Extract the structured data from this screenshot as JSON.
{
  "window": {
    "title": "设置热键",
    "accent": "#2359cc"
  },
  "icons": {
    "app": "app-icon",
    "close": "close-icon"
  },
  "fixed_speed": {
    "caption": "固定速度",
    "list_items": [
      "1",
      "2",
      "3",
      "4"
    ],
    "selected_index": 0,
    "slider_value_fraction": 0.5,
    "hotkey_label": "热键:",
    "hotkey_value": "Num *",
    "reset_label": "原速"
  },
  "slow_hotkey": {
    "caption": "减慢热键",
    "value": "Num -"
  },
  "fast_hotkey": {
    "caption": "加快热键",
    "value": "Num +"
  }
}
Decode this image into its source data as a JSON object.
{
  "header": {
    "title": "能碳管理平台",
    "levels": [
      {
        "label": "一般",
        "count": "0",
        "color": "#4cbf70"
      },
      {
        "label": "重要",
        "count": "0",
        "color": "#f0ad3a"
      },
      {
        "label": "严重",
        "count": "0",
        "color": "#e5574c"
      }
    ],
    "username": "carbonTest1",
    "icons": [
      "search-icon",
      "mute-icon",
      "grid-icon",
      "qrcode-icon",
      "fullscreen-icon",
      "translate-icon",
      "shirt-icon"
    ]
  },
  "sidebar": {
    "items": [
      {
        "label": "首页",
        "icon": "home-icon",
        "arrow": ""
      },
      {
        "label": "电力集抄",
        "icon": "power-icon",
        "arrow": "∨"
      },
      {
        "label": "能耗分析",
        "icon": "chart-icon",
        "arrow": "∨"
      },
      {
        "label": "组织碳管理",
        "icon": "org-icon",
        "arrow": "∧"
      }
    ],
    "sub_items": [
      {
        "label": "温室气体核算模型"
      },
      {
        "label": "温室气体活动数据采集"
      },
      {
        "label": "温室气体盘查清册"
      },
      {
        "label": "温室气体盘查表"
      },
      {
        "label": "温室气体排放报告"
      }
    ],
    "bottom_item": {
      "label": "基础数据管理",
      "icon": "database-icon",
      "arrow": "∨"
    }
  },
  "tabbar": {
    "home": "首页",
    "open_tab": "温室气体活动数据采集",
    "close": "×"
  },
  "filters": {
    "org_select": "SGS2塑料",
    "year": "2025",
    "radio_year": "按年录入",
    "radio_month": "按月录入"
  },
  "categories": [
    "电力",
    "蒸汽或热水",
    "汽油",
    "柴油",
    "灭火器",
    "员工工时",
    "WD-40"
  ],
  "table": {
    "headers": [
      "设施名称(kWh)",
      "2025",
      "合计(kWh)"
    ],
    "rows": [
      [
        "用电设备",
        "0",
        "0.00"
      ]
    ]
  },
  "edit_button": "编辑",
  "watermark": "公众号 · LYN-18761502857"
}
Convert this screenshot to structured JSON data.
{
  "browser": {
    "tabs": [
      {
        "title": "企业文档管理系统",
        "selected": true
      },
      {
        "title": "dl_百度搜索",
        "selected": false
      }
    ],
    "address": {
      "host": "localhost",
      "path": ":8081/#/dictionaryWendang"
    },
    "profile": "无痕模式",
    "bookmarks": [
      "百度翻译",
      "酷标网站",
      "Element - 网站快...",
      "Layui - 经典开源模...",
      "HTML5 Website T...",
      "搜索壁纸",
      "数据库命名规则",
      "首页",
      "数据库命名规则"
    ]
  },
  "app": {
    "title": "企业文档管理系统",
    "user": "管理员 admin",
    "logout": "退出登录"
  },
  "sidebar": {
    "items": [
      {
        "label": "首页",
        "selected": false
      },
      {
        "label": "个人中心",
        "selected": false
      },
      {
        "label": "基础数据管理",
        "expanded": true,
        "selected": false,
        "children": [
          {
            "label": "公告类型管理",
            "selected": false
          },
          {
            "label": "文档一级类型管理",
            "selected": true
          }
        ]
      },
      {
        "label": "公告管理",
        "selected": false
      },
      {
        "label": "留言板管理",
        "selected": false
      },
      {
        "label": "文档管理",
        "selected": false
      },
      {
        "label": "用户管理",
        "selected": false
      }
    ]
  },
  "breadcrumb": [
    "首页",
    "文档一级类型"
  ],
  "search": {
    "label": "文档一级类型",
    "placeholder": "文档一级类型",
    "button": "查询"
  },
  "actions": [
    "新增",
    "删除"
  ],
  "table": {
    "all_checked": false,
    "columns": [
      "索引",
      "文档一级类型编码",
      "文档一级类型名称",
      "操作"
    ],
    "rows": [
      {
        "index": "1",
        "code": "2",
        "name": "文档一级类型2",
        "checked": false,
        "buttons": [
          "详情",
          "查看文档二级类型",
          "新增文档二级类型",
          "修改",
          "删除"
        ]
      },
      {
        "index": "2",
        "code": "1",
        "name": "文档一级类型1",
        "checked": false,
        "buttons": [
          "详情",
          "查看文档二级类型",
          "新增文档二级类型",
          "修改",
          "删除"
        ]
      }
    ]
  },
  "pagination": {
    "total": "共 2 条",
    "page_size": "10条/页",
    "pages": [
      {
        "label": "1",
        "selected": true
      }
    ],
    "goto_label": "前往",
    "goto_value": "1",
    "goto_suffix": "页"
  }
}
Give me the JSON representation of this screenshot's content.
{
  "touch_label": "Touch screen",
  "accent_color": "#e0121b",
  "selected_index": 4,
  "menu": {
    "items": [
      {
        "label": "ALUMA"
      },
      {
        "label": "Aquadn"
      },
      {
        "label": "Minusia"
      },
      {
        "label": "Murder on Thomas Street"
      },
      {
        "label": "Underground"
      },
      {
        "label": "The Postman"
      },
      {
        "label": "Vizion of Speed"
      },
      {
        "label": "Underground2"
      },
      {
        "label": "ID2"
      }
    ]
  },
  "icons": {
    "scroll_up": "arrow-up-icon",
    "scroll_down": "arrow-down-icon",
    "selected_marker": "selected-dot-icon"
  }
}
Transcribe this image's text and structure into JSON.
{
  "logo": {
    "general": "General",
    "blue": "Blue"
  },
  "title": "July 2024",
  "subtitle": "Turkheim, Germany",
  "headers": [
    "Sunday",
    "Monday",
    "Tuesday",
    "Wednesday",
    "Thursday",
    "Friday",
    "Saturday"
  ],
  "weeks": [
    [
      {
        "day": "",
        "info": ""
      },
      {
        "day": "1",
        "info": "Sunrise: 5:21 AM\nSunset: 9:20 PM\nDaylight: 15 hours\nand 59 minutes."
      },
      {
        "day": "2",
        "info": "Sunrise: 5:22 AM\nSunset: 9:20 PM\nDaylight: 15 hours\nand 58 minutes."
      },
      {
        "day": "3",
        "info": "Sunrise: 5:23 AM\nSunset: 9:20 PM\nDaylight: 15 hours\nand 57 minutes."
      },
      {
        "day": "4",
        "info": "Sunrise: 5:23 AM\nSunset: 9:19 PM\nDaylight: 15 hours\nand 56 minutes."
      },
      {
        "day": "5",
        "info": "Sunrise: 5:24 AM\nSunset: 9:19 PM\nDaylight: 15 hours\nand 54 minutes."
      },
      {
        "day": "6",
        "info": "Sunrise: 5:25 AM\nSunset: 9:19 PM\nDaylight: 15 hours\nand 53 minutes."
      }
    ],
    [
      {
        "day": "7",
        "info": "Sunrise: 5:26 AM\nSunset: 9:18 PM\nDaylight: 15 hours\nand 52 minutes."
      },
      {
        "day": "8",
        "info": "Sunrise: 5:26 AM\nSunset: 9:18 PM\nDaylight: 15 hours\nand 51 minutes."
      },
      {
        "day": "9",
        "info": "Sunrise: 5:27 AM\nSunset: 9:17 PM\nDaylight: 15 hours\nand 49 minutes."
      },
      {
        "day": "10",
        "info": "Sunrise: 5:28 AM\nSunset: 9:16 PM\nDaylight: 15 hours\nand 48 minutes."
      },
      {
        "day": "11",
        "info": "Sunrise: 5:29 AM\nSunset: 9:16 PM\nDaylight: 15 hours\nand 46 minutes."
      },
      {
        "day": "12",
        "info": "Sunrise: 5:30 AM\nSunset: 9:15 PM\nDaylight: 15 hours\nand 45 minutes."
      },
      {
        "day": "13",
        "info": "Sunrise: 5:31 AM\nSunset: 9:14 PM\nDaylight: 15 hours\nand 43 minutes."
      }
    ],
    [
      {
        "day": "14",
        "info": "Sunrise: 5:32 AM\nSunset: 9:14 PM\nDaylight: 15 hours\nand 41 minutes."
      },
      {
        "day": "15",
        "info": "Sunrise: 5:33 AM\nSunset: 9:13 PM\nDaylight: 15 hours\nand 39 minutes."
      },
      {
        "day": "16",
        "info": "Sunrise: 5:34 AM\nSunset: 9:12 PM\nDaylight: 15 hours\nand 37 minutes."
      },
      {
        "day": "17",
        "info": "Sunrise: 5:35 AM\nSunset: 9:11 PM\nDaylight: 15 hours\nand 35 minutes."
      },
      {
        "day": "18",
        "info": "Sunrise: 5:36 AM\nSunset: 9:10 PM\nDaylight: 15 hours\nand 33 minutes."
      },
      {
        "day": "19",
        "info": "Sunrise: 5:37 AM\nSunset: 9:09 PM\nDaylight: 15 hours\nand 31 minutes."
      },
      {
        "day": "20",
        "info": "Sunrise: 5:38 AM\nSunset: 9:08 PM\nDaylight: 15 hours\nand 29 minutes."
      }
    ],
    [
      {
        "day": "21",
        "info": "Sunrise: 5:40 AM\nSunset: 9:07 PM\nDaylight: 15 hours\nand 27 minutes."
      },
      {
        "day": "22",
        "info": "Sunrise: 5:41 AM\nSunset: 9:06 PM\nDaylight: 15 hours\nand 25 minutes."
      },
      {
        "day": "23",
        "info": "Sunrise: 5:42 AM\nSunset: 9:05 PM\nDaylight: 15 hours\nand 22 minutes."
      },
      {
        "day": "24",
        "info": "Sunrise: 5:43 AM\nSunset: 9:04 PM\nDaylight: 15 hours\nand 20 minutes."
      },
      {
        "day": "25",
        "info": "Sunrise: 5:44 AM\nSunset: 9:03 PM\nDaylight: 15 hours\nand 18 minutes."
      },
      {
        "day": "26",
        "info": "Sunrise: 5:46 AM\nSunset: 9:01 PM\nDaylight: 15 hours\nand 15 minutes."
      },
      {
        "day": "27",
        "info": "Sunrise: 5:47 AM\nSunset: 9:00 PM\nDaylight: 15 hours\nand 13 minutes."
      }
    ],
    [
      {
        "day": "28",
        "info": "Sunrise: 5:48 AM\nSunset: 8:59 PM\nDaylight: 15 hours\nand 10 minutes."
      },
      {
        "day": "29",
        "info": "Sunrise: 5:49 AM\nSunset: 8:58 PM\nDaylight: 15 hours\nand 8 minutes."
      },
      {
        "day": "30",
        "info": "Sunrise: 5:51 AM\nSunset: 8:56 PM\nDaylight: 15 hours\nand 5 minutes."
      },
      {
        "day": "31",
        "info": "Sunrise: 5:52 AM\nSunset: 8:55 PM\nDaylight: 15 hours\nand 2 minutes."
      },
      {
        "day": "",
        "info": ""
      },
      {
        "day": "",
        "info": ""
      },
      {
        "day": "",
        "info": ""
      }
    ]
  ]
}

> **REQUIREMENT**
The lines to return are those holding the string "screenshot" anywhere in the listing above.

> **RESPONSE AREA**
Extract the structured data from this screenshot as JSON.
Convert this screenshot to structured JSON data.
Give me the JSON representation of this screenshot's content.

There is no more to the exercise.